The Port of Haifa, built by the British military in 1993, is likely to return to its pre-state role of facilitating the bulk of transshipment traffic eastward, since it is only 100 miles from Jordan's population centers of Amman and Zarqa, port officials say.Toward supporting transshipment to Arab destinations, infrastructure planners in Israel are considering reviving the Valley Train which, before the establishment of the state of Israel in 1948, was used to transport cargo from the Haifa eastward through what was then Transjordan.
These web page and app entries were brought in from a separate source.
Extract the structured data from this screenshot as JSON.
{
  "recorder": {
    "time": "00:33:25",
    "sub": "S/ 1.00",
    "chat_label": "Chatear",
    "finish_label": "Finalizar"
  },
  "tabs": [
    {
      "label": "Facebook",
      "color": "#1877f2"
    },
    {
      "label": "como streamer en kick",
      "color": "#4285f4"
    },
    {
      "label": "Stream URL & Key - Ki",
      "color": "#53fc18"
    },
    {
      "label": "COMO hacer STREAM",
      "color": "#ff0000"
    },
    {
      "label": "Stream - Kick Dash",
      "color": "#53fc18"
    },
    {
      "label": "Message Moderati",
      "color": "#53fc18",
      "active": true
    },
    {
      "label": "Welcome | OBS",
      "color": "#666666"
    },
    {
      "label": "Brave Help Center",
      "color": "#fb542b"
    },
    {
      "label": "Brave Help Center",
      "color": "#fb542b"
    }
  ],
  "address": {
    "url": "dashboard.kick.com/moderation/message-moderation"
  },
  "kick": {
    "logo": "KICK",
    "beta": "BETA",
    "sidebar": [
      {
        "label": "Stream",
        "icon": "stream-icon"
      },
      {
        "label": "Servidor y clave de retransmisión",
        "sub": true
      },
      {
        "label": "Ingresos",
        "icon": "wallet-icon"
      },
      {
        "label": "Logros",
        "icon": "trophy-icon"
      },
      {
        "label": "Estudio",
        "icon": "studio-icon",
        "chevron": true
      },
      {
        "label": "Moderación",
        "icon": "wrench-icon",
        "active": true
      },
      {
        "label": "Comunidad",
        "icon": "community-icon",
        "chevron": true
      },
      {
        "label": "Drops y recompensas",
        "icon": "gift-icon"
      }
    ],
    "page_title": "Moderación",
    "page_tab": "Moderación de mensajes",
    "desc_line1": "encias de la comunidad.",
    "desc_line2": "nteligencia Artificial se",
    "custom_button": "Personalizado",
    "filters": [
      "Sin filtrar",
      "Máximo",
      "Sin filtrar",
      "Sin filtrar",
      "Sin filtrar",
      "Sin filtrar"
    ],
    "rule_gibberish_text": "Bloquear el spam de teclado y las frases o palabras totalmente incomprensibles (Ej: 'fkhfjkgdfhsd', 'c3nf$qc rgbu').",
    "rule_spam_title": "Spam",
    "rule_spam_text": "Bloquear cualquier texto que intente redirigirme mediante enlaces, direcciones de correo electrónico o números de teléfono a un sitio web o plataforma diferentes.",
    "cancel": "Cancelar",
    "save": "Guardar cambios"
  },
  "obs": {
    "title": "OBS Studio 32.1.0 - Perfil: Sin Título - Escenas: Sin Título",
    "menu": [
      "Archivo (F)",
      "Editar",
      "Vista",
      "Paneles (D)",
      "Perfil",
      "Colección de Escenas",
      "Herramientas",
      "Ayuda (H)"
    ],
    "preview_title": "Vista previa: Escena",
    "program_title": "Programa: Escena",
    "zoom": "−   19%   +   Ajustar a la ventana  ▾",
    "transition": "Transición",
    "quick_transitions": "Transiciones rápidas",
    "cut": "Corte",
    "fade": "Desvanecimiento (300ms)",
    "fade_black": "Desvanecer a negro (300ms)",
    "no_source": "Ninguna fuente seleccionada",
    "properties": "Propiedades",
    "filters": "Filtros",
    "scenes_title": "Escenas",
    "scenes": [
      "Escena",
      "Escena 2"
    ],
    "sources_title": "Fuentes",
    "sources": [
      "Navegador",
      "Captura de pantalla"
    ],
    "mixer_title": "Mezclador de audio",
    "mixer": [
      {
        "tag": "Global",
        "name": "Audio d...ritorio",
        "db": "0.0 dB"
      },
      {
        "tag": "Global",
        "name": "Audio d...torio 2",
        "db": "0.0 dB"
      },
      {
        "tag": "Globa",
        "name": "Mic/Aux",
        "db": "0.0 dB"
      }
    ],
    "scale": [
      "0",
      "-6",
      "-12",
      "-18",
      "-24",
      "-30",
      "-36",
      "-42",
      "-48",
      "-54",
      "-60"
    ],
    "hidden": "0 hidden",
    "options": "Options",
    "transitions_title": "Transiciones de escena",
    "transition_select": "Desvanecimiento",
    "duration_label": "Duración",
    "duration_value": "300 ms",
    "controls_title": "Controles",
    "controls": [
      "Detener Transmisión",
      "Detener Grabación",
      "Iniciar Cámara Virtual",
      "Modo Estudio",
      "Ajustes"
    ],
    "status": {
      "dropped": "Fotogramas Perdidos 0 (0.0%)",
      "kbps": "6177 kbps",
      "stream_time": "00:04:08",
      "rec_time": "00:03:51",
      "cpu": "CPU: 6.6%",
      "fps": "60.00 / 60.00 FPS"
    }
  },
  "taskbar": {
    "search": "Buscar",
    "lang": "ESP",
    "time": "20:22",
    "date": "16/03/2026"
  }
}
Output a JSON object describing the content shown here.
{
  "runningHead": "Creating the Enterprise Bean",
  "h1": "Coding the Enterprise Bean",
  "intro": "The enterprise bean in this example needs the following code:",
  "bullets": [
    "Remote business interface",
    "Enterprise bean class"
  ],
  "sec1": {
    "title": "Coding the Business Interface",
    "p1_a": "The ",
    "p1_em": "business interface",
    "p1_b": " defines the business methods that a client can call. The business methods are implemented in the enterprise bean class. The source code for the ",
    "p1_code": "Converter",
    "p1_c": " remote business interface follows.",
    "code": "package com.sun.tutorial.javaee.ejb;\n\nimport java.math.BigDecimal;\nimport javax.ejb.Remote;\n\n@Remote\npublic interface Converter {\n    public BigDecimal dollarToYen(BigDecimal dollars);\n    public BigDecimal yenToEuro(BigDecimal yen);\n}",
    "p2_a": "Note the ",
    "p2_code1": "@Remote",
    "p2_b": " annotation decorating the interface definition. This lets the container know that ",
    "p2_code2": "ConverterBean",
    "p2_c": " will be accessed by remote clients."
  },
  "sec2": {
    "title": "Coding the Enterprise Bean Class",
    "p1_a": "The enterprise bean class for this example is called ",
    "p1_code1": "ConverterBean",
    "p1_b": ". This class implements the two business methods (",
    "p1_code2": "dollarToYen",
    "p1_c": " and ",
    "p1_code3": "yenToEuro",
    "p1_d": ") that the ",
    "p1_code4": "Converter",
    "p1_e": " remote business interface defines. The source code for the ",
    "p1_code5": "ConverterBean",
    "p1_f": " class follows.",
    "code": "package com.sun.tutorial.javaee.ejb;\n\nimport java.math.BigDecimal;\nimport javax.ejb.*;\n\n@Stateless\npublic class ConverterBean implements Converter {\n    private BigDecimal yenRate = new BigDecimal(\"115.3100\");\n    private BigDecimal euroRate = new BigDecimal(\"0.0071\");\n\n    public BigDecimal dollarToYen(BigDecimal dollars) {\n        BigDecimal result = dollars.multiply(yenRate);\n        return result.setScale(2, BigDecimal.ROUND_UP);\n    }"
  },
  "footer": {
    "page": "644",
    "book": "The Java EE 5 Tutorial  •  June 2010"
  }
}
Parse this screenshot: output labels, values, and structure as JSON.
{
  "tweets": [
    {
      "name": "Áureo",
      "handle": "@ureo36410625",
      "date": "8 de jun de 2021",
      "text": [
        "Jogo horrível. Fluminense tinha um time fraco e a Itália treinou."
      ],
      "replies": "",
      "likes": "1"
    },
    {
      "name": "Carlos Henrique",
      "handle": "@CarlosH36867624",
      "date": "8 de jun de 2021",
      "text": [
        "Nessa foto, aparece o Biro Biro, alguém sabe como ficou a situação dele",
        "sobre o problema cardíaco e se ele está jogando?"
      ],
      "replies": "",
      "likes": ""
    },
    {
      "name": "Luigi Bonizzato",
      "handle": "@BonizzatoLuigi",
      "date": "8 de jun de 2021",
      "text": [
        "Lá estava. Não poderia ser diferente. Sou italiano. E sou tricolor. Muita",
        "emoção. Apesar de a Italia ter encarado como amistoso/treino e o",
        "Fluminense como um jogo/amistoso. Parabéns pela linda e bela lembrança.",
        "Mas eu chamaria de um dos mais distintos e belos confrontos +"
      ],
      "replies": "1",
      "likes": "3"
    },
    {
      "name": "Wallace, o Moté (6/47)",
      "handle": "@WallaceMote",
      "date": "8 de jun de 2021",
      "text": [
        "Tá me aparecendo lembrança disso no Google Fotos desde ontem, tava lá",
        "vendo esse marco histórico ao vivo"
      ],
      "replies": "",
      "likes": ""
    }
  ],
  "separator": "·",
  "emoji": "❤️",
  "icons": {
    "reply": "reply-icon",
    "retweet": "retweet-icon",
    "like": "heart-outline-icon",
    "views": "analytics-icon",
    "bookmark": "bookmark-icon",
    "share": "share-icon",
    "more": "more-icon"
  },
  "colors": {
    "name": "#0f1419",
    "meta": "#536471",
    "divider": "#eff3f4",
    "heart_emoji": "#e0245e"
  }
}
"We have had strong interest on the part of the Jordanian private sector in shipping through Haifa and view potential in transshipping to Jordan and to Syria in the future," said Haifa Port Manager Mendl Zaltzman. Other port officials privately admit to having hosted delegations from Oman and other gulf countries that do not have diplomatic relations with Israel.

Israeli Minister of Transportation lsrael Kessar estimated that Jordanians will save $500 for each container when shipping through Israel's Mediterranean ports as opposed to Aqaba.

However, given the fact that Aqaba only handles 70,000 TEUs per year, facilitating Jordanian cargo through Israeli ports will not significantly impact operations, according to Mr. Zaltzman, who said Haifa logged 400 delay days last year, as compared with some 600 delay days in Ashdod. In 1995, the Port of Haifa is expected to handled 464,000 TEUs and the Port of Ashdod 312 TEUs.

In lobbying the government for $1 billion to be spent over seven years, Mr. Kessar warned of the competition Israeli ports will face in the future from nearby Beirut, Lebanon and Syrian ports. Officials at the Israeli Ports Authority also pointed to a clause in the 1993 agreement between Israel and the Palestinian Liberation Organization which allows for a port to be built in Gaza, less than an hour drive from Ashdod.

The Israeli Port Authority predicted that increases in total tonnage handled at Haifa will far outstrip projected increases in traffic at Ashdod through the end of the decade.

Haifa expects an increase of 44 percent in the total tonnage handled by the year 2000 (from 9.6 million metric tons predicted for 1995 to 13.8 million metric tons by the year 2000). The increase in tonnage is expected to be primarily due to an increase in container traffic which, in 1992, accounted for 37.4 percent of the total tonnage.